Starmer criticised the half-hearted defence of the judiciary from Liz Truss, the Lord Chancellor, and David Davis, the Brexit secretary, in the face of criticism following the high court decision on MPs’ right to vote on article 50 last week.
He highlighted the “corrosive” reality of politics in other nations where judges do as they are told by governments and urged Davis to condemn MPs and MEPs – from the Tories and UKIP – who have called for a more “democratic” judiciary. The reference to “democracy” in legal proceedings is seen as an attempt by some solicitors and barrister to undermine the independence of the judiciary from day-to-day politics.
Starmer, the shadow Brexit secretary, said again that Labour would not “frustrate” the process of triggering article 50 after a weekend of apparent differences between Jeremy Corbyn and MPs over the party’s stance.

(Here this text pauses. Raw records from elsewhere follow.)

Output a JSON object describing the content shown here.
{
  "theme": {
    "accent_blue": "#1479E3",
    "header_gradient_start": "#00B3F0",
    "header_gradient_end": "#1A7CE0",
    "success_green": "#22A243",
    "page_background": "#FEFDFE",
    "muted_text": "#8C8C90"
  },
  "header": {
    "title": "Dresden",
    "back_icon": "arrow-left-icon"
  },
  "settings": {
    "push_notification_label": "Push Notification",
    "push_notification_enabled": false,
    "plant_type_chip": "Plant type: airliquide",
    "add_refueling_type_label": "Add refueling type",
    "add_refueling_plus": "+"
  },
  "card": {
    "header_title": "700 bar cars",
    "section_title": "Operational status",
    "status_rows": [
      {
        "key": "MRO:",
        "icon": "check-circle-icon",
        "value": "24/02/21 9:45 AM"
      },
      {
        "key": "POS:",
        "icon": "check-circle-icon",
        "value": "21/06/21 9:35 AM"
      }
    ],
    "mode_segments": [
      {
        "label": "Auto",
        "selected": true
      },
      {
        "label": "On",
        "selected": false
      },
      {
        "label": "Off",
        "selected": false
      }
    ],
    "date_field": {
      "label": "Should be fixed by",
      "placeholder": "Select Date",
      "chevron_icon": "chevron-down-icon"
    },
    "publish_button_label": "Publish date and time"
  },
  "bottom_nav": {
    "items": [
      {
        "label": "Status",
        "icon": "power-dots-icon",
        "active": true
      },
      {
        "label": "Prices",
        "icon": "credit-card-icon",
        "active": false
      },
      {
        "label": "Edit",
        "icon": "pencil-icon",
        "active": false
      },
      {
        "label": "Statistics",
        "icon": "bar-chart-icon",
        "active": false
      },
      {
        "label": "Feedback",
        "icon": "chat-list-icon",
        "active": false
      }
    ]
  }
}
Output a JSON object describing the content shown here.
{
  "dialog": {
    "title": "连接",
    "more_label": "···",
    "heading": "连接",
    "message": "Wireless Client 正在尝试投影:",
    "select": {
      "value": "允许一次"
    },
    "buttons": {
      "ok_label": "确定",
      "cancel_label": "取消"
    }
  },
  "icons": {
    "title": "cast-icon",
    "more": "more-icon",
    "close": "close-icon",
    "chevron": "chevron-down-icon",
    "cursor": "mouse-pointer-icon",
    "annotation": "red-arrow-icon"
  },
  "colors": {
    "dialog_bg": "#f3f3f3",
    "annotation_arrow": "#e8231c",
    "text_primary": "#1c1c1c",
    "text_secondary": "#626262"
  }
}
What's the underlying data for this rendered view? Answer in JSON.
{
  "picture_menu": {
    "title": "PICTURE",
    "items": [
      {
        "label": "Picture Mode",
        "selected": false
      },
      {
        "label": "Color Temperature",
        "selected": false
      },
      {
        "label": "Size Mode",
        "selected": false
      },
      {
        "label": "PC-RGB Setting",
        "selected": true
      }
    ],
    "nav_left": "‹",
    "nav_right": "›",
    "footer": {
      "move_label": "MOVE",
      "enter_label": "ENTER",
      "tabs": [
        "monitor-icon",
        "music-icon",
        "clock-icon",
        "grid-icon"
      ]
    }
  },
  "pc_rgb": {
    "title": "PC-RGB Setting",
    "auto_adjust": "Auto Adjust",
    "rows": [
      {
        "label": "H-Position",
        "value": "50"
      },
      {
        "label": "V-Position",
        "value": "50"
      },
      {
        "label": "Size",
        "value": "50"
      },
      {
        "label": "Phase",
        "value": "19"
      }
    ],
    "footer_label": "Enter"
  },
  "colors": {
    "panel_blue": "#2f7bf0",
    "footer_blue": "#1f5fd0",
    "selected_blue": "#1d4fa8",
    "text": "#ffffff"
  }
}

Starmer urged the government “to stand back” and reconsider its approach to Brexit in the wake of the decision to ensure Parliament has its say on the triggering of article 50. He also encouraged the government to “act not only for the 52 per cent” who voted to leave but for the 48 per cent too.
There are only so many times one can ask “is that it?”, Starmer added. Whilst the government does not want to show its hand in the negotiations process, ministers must answer simple questions on Brexit, he said, while demanding reassurance on co-operation on crime and security as well as access to the single market.
Davis accused Labour of trying to “wreck” Britain’s negotiations over withdrawal from the EU.
Starmer’s views were echoed by questions from other Labour politicians, with former shadow attorney general Karl Turner asking for a stronger condemnation of the attacks on the judiciary. This was echoed by Yvette Cooper, chair of the home affairs select committee.
Hilary Benn, chair of the Brexit select committee, said the best way Davis could reassure both Leave and Remain supporters would be for him to release details of his plans. Ed Miliband said the best way Davis could build consensus would be through transparency.